Dr. Nicotera is the conference planning chair for the DC Health Communication (DCHC Biennial Conference Series), in partnership with the Kentucky Conference on Health Communication. A chief initiative under her leadership is the vision to launch the Social Science Clinical Research Alliance (SSCRA).
Keywords: Health communication, persuasive message design, tailored messaging, physician-patient communication
Nancy Grant Harrington (PhD, 1992, University of Kentucky) is Professor of Communication, Director of the Health Communication Research Collaborative, Associate Dean for Research in the College of Communication and Information, and University Research Professor at the University of Kentucky. She also holds an academic appointment in the School of Public Health and is a faculty associate of the Multidisciplinary Center on Drug and Alcohol Research. Dr. Harrington’s research focuses on persuasive message design in the health behavior change context, particularly as it relates to risk behavior prevention/health promotion. She has been a principal investigator, co-investigator, or principal evaluator on several NIH-funded and CDC-funded studies totaling nearly $9 million. She has published more than 70 journal articles or chapters in outlets such as Health Communication, Communication Monographs, Communication Yearbook, and Health Education & Behavior. She is co-editor of eHealth Applications: Promising Strategies for Behavior Change (Routledge, 2012) and editor of Health Communication: Theory, Method, and Application (Routledge, 2015). Dr. Harrington serves on the editorial boards of several journals, including Health Communication, Prevention Science, and Science Communication. She served as guest editor for special issues of Journal of Communication (“Communication Strategies to Reduce Health Disparities,” 2013) and Health Communication (“Message Design in Health Communication Research,” 2015). She served as chair to the Health Communication division of the National Communication Association from 2004-2005, and she is a founding member and steering committee member of the Society for Health Communication. She teaches undergraduate and graduate courses in persuasive message design, health communication, communication theory, and research methods.

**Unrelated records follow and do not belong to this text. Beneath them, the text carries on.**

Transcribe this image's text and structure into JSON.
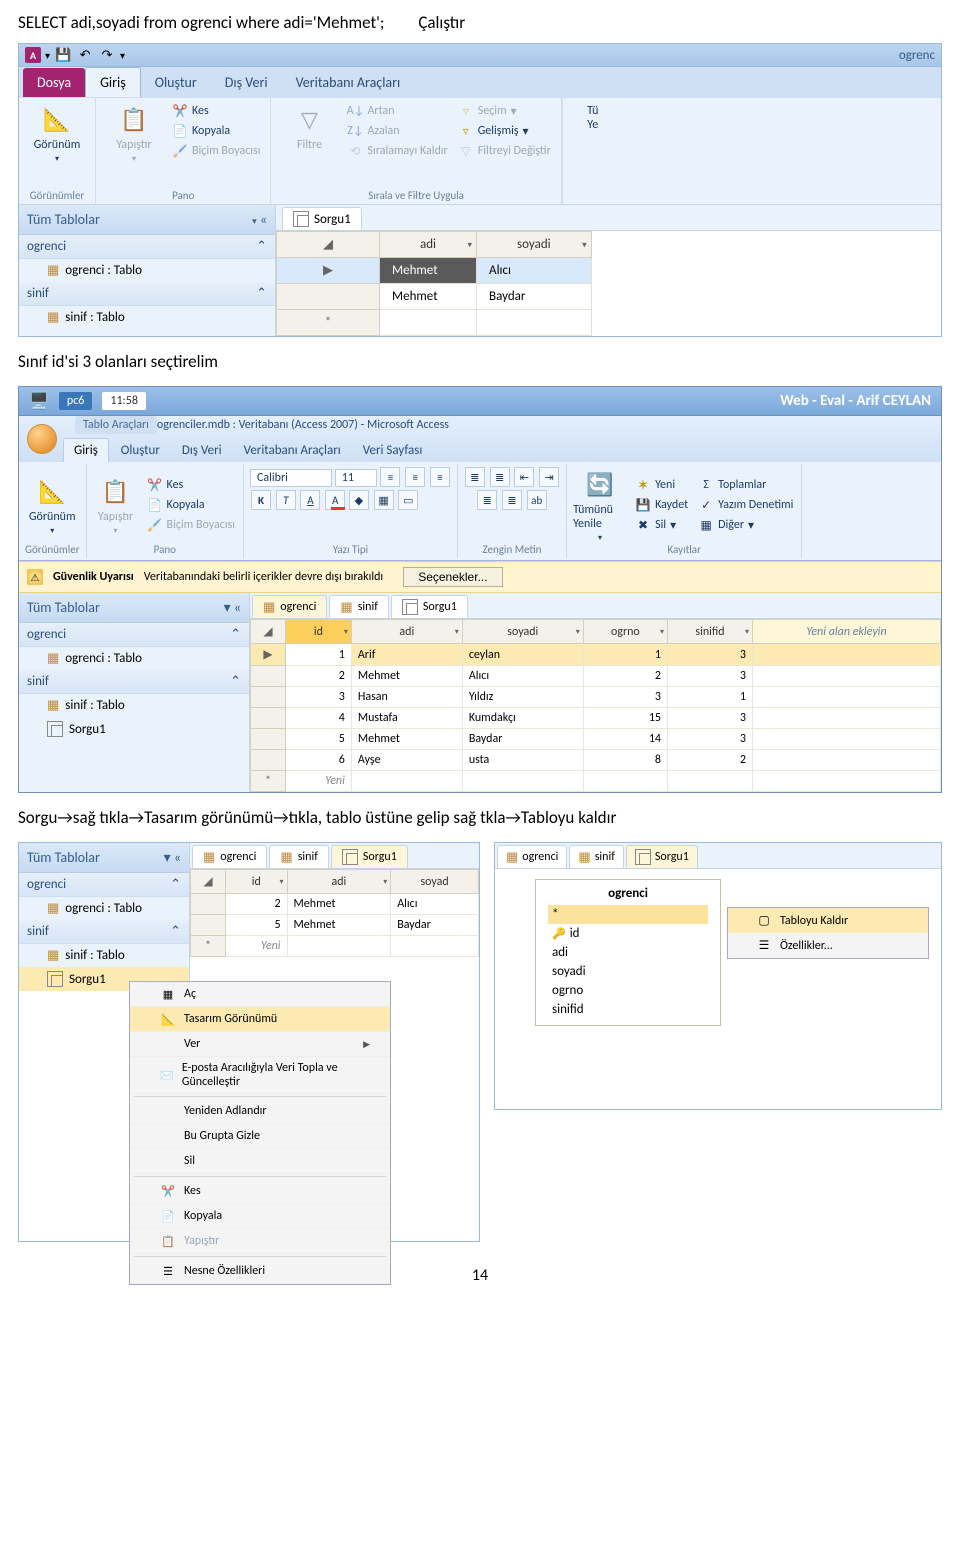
{
  "sql_line": {
    "code": "SELECT adi,soyadi from ogrenci where adi='Mehmet';",
    "run_label": "Çalıştır"
  },
  "section2_text": "Sınıf id'si 3 olanları seçtirelim",
  "section3_text": "Sorgu→sağ tıkla→Tasarım görünümü→tıkla, tablo üstüne gelip sağ tkla→Tabloyu kaldır",
  "page_number": "14",
  "s1": {
    "title_right": "ogrenc",
    "file_tab": "Dosya",
    "tabs": [
      "Giriş",
      "Oluştur",
      "Dış Veri",
      "Veritabanı Araçları"
    ],
    "ribbon": {
      "gorunum": "Görünüm",
      "gorunumler": "Görünümler",
      "yapistir": "Yapıştır",
      "kes": "Kes",
      "kopyala": "Kopyala",
      "bicim": "Biçim Boyacısı",
      "pano": "Pano",
      "filtre": "Filtre",
      "artan": "Artan",
      "azalan": "Azalan",
      "siralamayi_kaldir": "Sıralamayı Kaldır",
      "secim": "Seçim",
      "gelismis": "Gelişmiş",
      "filtreyi_degistir": "Filtreyi Değiştir",
      "sirala_filtre": "Sırala ve Filtre Uygula",
      "tu": "Tü",
      "ye": "Ye"
    },
    "nav": {
      "header": "Tüm Tablolar",
      "g_ogrenci": "ogrenci",
      "i_ogrenci": "ogrenci : Tablo",
      "g_sinif": "sinif",
      "i_sinif": "sinif : Tablo"
    },
    "docTab": "Sorgu1",
    "grid": {
      "cols": [
        "adi",
        "soyadi"
      ],
      "rows": [
        {
          "adi": "Mehmet",
          "soyadi": "Alıcı"
        },
        {
          "adi": "Mehmet",
          "soyadi": "Baydar"
        }
      ],
      "newrow_marker": "*"
    }
  },
  "s2": {
    "titlebar": {
      "pc": "pc6",
      "time": "11:58",
      "title_right": "Web - Eval - Arif CEYLAN"
    },
    "context_label": "Tablo Araçları",
    "db_path": "ogrenciler.mdb : Veritabanı (Access 2007) - Microsoft Access",
    "tabs": [
      "Giriş",
      "Oluştur",
      "Dış Veri",
      "Veritabanı Araçları",
      "Veri Sayfası"
    ],
    "ribbon": {
      "gorunum": "Görünüm",
      "gorunumler": "Görünümler",
      "yapistir": "Yapıştır",
      "kes": "Kes",
      "kopyala": "Kopyala",
      "bicim": "Biçim Boyacısı",
      "pano": "Pano",
      "font_name": "Calibri",
      "font_size": "11",
      "yazitipi": "Yazı Tipi",
      "zenginmetin": "Zengin Metin",
      "tumunu_yenile": "Tümünü Yenile",
      "yeni": "Yeni",
      "kaydet": "Kaydet",
      "sil": "Sil",
      "toplamlar": "Toplamlar",
      "yazim": "Yazım Denetimi",
      "diger": "Diğer",
      "kayitlar": "Kayıtlar"
    },
    "warn": {
      "bold": "Güvenlik Uyarısı",
      "text": "Veritabanındaki belirli içerikler devre dışı bırakıldı",
      "opt": "Seçenekler..."
    },
    "nav": {
      "header": "Tüm Tablolar",
      "g_ogrenci": "ogrenci",
      "i_ogrenci": "ogrenci : Tablo",
      "g_sinif": "sinif",
      "i_sinif": "sinif : Tablo",
      "i_sorgu": "Sorgu1"
    },
    "docTabs": [
      "ogrenci",
      "sinif",
      "Sorgu1"
    ],
    "grid": {
      "cols": [
        "id",
        "adi",
        "soyadi",
        "ogrno",
        "sinifid"
      ],
      "addCol": "Yeni alan ekleyin",
      "rows": [
        {
          "id": "1",
          "adi": "Arif",
          "soyadi": "ceylan",
          "ogrno": "1",
          "sinifid": "3"
        },
        {
          "id": "2",
          "adi": "Mehmet",
          "soyadi": "Alıcı",
          "ogrno": "2",
          "sinifid": "3"
        },
        {
          "id": "3",
          "adi": "Hasan",
          "soyadi": "Yıldız",
          "ogrno": "3",
          "sinifid": "1"
        },
        {
          "id": "4",
          "adi": "Mustafa",
          "soyadi": "Kumdakçı",
          "ogrno": "15",
          "sinifid": "3"
        },
        {
          "id": "5",
          "adi": "Mehmet",
          "soyadi": "Baydar",
          "ogrno": "14",
          "sinifid": "3"
        },
        {
          "id": "6",
          "adi": "Ayşe",
          "soyadi": "usta",
          "ogrno": "8",
          "sinifid": "2"
        }
      ],
      "yeni": "Yeni",
      "newrow_marker": "*"
    }
  },
  "s3a": {
    "nav": {
      "header": "Tüm Tablolar",
      "g_ogrenci": "ogrenci",
      "i_ogrenci": "ogrenci : Tablo",
      "g_sinif": "sinif",
      "i_sinif": "sinif : Tablo",
      "i_sorgu": "Sorgu1"
    },
    "docTabs": [
      "ogrenci",
      "sinif",
      "Sorgu1"
    ],
    "grid": {
      "cols": [
        "id",
        "adi",
        "soyad"
      ],
      "rows": [
        {
          "id": "2",
          "adi": "Mehmet",
          "soyad": "Alıcı"
        },
        {
          "id": "5",
          "adi": "Mehmet",
          "soyad": "Baydar"
        }
      ],
      "yeni": "Yeni",
      "newrow_marker": "*"
    },
    "ctx": {
      "ac": "Aç",
      "tasarim": "Tasarım Görünümü",
      "ver": "Ver",
      "eposta": "E-posta Aracılığıyla Veri Topla ve Güncelleştir",
      "yeniden": "Yeniden Adlandır",
      "gizle": "Bu Grupta Gizle",
      "sil": "Sil",
      "kes": "Kes",
      "kopyala": "Kopyala",
      "yapistir": "Yapıştır",
      "nesne": "Nesne Özellikleri"
    }
  },
  "s3b": {
    "docTabs": [
      "ogrenci",
      "sinif",
      "Sorgu1"
    ],
    "fieldlist": {
      "title": "ogrenci",
      "star": "*",
      "items": [
        "id",
        "adi",
        "soyadi",
        "ogrno",
        "sinifid"
      ]
    },
    "ctx": {
      "kaldir": "Tabloyu Kaldır",
      "ozellikler": "Özellikler..."
    }
  }
}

Michele Schwietz, (PhD, 2006, University of Pittsburgh) Associate Dean for Research, enjoys working with faculty and staff to promote and support their involvement in research and scholarship. Drawing on more than 30 years of experience at two public, doctoral-granting universities, Michele comes to George Mason with an understanding of grant development and implementation, best practices in research administration, program development, research integrity, and graduate education.
Most recently, Michele served as Director of the Office of Sponsored Programs at the University of Northern Colorado (2009-2014) overseeing a “pre-award” to “post-award” office that provided proactive and collegial services designed to strengthen and expand research, scholarship and creative works on campus.
Prior to her work in Colorado, Michele held leadership positions at Indiana University of Pennsylvania (as Assistant Dean for Research, Interim Associate Dean for Research, Director of Grant Development, and Proposal Development Specialist) from 1982-2009. Michele led the Research Division of the School of Graduate Studies and Research; chaired the IRB and promoted the responsible conduct of research; worked with faculty individually and with collaborative teams to prepare, submit and manage externally funded projects; was responsible for encouraging and supporting graduate and undergraduate research projects and presentations; and provided leadership on several university-wide initiatives such as the Middle States self-study for reaccreditation and the Undergraduate Scholars Forum.